¶6 On the third proposition, that the verdict was not supported by sufficient evidence and was excessive, it may be said that there is not shown any prejudicial fact occurring on the trial which would incline us to the belief that the rights of the defendants had been prejudiced in the eyes of the jury by reason thereof. The evidence offered tended to show that the plaintiff's shoulder was thrown out of place, his ankle injured, and his knee sprained; that he was taken from the ditch by witnesses, driven to his home, his leg and shoulder reset and bandaged, and, further, that it was altogether probable that he was permanently injured by his shoulder dislocation; that he was a laboring man, engaged in plowing gardens, chopping wood, cutting trees, and, prior to the accident, capable of doing manual labor of any kind, which was his sole support; also that he suffered great pain and agony from his injuries and was confined at his home for a considerable time. The question is one for the jury, and after being passed on by it was presented to the trial court on the motion for new trial, and denied. We are not able to see that error was committed therein.

¶7 On the alleged error of permitting plaintiff to file an amendment to his petition after the verdict had been returned, section 5679, Comp. Laws of Oklahoma, 1909, provides:

"The court may, before or after judgment, in furtherance of justice, and on such terms as may be proper, amend any pleading, process or proceeding by adding or striking out the name of any party, or correcting a mistake in the name of a party, or a mistake in any other respect, or by inserting other allegations material to the case, or conform the pleading or proceeding to the facts proved, when such amendment does not change substantially the claim or defense; and when any proceeding fails to conform in any respect, to the provisions of this Code, the court may permit the same to be made conformable thereto by amendment."

¶8 The question as to whether the defendant was prejudicially affected by permitting the amendment in this case depends upon the question of whether it in fact changed plaintiff's cause of action or materially affected the defense to the same. Volume 1, Ency. P. & P. p. 564, speaking of amendments to pleadings, says:

"As long as the plaintiff adheres to the contract or the injury originally declared upon, an alteration of the modes in which the defendant has broken the contract or caused the injury is not an introduction of a new cause of action. The test is whether the proposed amendment is a different matter, another subject of controversy, or the same matter more fully or differently laid to meet the possible scope and varying phases of the testimony."

¶9 The allegations of injury caused by the negligence set forth in the original petition have been recited above, and defendants do not show that the amendment tendered and received after the verdict in any wise introduced another subject of controversy, or was an introduction of a new cause of action, or changed substantially the claim or defense presented by the original pleadings. Under these circumstances, amendments allowed to pleadings resting within the sound discretion of the trial court will not be disturbed on appeal, where it is not affirmatively made to appear that the exercise of this discretion has been abused to the prejudice of the complaining party. Lookabaugh v. Bowmaker, 21 Okla. 489, 96 P. 651; Kuchler et al. v. Weaver, 23 Okla. 420, 100 P. 915; Alcorn et al. v,. Dennis, 25 Okla. 135,105 P. 1012, and cases cited therein.

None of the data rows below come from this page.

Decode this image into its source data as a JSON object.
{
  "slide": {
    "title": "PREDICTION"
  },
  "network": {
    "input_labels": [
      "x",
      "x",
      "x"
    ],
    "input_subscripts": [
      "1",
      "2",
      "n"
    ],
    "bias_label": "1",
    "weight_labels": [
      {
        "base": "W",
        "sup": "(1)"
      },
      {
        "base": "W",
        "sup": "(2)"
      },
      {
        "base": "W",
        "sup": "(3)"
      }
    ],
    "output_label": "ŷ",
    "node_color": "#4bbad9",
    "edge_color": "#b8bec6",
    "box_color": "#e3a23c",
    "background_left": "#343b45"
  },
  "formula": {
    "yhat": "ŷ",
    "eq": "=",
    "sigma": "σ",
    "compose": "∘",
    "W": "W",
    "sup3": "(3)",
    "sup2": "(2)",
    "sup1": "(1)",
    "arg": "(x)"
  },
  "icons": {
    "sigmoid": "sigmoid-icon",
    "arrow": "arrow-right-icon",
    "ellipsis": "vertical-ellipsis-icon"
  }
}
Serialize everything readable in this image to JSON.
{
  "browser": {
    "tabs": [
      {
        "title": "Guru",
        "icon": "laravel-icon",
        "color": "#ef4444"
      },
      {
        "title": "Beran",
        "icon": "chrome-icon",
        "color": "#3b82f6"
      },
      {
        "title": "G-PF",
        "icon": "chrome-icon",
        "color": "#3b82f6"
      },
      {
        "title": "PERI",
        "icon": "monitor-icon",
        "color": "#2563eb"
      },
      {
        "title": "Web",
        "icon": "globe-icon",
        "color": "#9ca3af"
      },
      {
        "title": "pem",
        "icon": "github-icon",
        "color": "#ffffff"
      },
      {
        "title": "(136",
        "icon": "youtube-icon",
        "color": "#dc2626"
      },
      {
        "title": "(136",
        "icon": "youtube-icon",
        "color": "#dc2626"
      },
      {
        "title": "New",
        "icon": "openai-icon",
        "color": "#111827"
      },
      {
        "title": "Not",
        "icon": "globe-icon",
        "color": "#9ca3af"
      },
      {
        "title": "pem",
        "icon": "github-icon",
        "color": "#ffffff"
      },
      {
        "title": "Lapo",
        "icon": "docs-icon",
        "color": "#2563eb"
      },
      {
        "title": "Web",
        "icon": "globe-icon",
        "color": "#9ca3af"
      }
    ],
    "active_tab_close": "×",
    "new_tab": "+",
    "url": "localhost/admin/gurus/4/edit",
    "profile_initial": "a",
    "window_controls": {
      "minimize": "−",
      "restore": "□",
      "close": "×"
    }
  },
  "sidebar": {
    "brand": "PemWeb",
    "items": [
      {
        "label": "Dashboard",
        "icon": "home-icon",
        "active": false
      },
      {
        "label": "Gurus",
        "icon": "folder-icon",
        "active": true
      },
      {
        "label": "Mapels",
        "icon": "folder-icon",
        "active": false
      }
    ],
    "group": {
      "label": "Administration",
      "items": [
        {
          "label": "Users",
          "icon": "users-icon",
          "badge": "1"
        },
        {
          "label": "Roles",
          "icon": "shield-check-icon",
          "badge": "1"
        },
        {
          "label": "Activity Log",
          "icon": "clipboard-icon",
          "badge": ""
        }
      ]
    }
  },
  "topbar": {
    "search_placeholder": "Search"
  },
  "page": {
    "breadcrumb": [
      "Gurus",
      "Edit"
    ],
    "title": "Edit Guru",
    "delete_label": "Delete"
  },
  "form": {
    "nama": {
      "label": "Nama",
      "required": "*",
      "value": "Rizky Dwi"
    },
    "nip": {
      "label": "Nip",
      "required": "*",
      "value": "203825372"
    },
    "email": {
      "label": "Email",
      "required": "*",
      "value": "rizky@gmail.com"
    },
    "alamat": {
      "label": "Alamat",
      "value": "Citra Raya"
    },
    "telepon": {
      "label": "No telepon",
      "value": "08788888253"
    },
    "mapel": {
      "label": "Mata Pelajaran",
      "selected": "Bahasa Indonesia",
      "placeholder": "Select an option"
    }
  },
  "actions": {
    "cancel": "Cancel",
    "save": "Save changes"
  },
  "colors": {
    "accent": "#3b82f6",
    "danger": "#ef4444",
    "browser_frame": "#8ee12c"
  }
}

¶10 It may be, as counsel for defendants assert, that the entire fault and error was in submitting to the jury the part of instruction No. 5 relating to the right to recover for loss of time, but, as it is not before us, we cannot reverse the case upon any alleged error contained therein, the presumptions being that the judgment of the trial court is correct; and no error having been shown to have been committed on the trial of this action, the judgment rendered on the verdict is accordingly affirmed.

¶11 TURNER, C. J., and HAYES and KANE, JJ., concur; WILLIAMS, J., absent and not participating.